Monday, May 20, 2013
How it all went down
Yesterday, I asked my boss for a raise.
Timing is critical in this kind of thing, and I figured that if I was willing to go in to the office on a Sunday morning to get a project out the door, that would reflect well on my chance of succeeding.
Also critical to success in this sort of thing? A couple of factors: You have to be willing to fail, and you have to do your research.
As far as the failure thing goes, you need to go into salary negotiations cognizant of the fact that you may well walk back out with no job at all, much less a raise. I have actually SEEN my boss fire someone who asked for a raise. It wasn't pretty.
And that's where the research comes in. I didn't just wander in, all, "Gee, the cost of gas keeps going up, and it's been a while since my last raise, and, well, I really deserve more money ..."
First, I compiled my salary history. As someone who is not really money-motivated, other than the fact that having enough to pay my bills is nice, I actually could not remember the last time I had a salary increase, other than that it had been a while. So I put together a quick spreadsheet.
Then, I looked into cost-of-living increases for the past few years. There are all sorts of numbers you can go with; I try to pick something middle-of-the-road. I was actually surprised to find that the cost of living had not increased as much as I thought it had, gas prices notwithstanding, so I adjusted my expectations. This kind of research is really important to keep you from looking like an uninformed jerk when it's time to start talking.
Next, I researched comparable salaries for my position in my area.
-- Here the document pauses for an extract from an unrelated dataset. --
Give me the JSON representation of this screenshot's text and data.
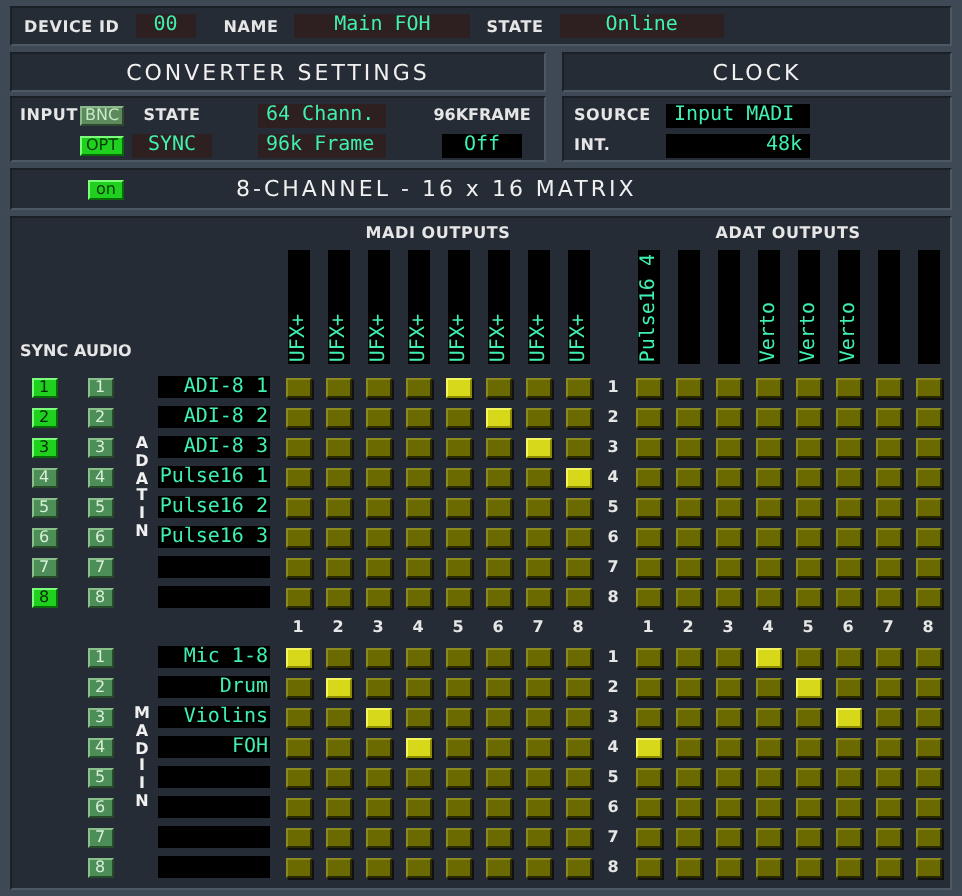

There are all kinds of bogus numbers out there, so you really do need to dig a little to get some actual, real-world figures, and not some vague bullsh*t like the nationwide average salary for a position that may or may not resemble the one that you actually occupy. I generally go straight for the online hiring sites, to pull real-time positions currently available in my area that compare to the position I perform. And you need a bunch, not just one or two. The boss may or may not ask to see the information, but you need to have it. This information also requires a little digging, as most companies are hesitant to put exact numbers on line for the world to see.
So! I had my numbers, and it was time to talk. I actually almost backed out yesterday, because I've picked up some nasty little stomach bug and am feeling somewhat green-ish around the gills, but again, I had to use my in-the-office-on-a-Sunday advantage, so I plowed ahead.
After the work was done and the project was wrapped, I asked my boss if I could speak with him, took in my numbers and my spreadsheets, and presented my case. You really, really should NOT get emotional, no matter what happens. I explained what I had contributed to the company since my last salary increase, including those weeks a year ago when I was running the place while my boss was hospitalized. I pleaded my case, and then sat back, waiting for the boss to ask me how much I wanted (or to show me the door). Instead, he had a few questions about my numbers (yes, you HAVE to do the research), then he started running his own numbers, and came up with a number that was ...
... twice what I was going to ask for.
Praise the lord and pass the ammunition, Rocky got a raise.